2 July 2014
Posted by Dan Satterfield
You may need to click on the image above to really see the ripples across the top of Arthur, so do that first, before I tell you why they are there.
You are looking at gravity waves, but a better way of understanding it is to compare it to the ripples you see after you throw a rock into a still pond. The rock disturbs the water and makes waves that slowly dampen out at the water reaches the level it started out at. The same thing is happening here, except the air is rising and falling instead of water.
Imagine you are a blob of warm air rising through the core of Tropical Storm Arthur. You are warmer than the air around you, and therefore lighter and buoyant. You rise like a hot air balloon until you reach the stratosphere, but then things change. The ambient temperature begins to rise in the stratosphere (although it’s still very cold) and suddenly our blob of air finds that it is now colder than the air around it. Now it begins to fall, and remember from high school physics that all objects fall at the same rate, not matter how heavy they are. Our blob of air falls and suddenly finds itself warmer than the air around it again and it bounces back up. It continues to do this but each time it rises and falls a little less as air resistance dampens the motion.
A blob of air will cool about 10 degrees C for every 1000 meters it rises unless it is saturated, and then the condensing water will add in some heat and it will cool at about 5.5 degrees C/1000 meters. This difference in cooling rates make rain and thunderstorms possible on Earth. You can see gravity waves in severe storms here courtesy of my friend Metorologist Brad Panovich.

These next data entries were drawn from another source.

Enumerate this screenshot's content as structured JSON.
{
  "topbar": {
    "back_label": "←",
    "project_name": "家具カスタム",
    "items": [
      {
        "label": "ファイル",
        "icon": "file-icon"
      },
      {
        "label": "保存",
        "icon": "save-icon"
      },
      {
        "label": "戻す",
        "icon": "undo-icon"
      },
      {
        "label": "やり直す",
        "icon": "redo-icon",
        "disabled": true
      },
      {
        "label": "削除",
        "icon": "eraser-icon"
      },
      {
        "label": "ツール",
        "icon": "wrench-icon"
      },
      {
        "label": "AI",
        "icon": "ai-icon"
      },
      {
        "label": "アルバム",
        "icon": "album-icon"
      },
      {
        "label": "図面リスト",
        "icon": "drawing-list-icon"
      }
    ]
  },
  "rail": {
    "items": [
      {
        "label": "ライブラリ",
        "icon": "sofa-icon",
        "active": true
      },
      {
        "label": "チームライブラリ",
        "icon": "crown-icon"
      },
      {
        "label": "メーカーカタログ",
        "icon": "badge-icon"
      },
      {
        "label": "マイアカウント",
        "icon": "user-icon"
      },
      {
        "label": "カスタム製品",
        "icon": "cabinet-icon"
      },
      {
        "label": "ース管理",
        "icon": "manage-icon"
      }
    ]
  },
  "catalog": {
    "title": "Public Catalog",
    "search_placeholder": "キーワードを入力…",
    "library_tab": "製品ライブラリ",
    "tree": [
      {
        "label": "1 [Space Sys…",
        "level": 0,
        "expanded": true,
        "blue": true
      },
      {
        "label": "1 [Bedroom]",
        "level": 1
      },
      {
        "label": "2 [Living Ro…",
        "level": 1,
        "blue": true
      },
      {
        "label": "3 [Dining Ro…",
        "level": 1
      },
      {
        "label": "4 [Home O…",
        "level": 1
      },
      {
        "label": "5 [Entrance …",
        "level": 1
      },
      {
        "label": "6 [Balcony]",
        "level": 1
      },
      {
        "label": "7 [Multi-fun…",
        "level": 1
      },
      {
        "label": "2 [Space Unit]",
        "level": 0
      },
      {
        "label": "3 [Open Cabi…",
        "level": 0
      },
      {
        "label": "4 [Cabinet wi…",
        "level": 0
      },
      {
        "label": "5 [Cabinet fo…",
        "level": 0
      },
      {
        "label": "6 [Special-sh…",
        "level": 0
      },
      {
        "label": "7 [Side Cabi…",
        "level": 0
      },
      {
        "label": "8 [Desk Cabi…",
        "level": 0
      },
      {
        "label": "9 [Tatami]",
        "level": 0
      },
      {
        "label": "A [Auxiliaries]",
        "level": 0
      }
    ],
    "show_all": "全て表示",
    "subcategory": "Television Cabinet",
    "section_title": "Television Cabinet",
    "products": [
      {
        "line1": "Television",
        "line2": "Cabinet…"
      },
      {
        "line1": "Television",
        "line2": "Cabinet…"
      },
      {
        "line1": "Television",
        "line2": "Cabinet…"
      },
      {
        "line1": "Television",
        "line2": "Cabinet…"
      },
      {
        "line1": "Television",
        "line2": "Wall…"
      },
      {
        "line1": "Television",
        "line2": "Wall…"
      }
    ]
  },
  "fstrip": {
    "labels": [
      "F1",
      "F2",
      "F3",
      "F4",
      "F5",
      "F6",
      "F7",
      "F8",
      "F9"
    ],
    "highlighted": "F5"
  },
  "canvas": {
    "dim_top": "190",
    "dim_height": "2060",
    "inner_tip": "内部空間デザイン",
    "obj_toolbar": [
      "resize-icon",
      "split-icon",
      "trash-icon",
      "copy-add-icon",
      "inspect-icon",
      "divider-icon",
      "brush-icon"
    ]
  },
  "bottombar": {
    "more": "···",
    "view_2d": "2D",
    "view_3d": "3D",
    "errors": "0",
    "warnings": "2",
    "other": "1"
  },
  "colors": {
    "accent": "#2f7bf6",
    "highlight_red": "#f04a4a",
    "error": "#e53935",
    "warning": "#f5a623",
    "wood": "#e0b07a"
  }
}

That is what you are seeing here. Just like ripple on a pond. Gravity waves are a common feature of the atmosphere and can cause thunderstorms and sudden strong wind events.
Thermodynamics is cool isn’t it!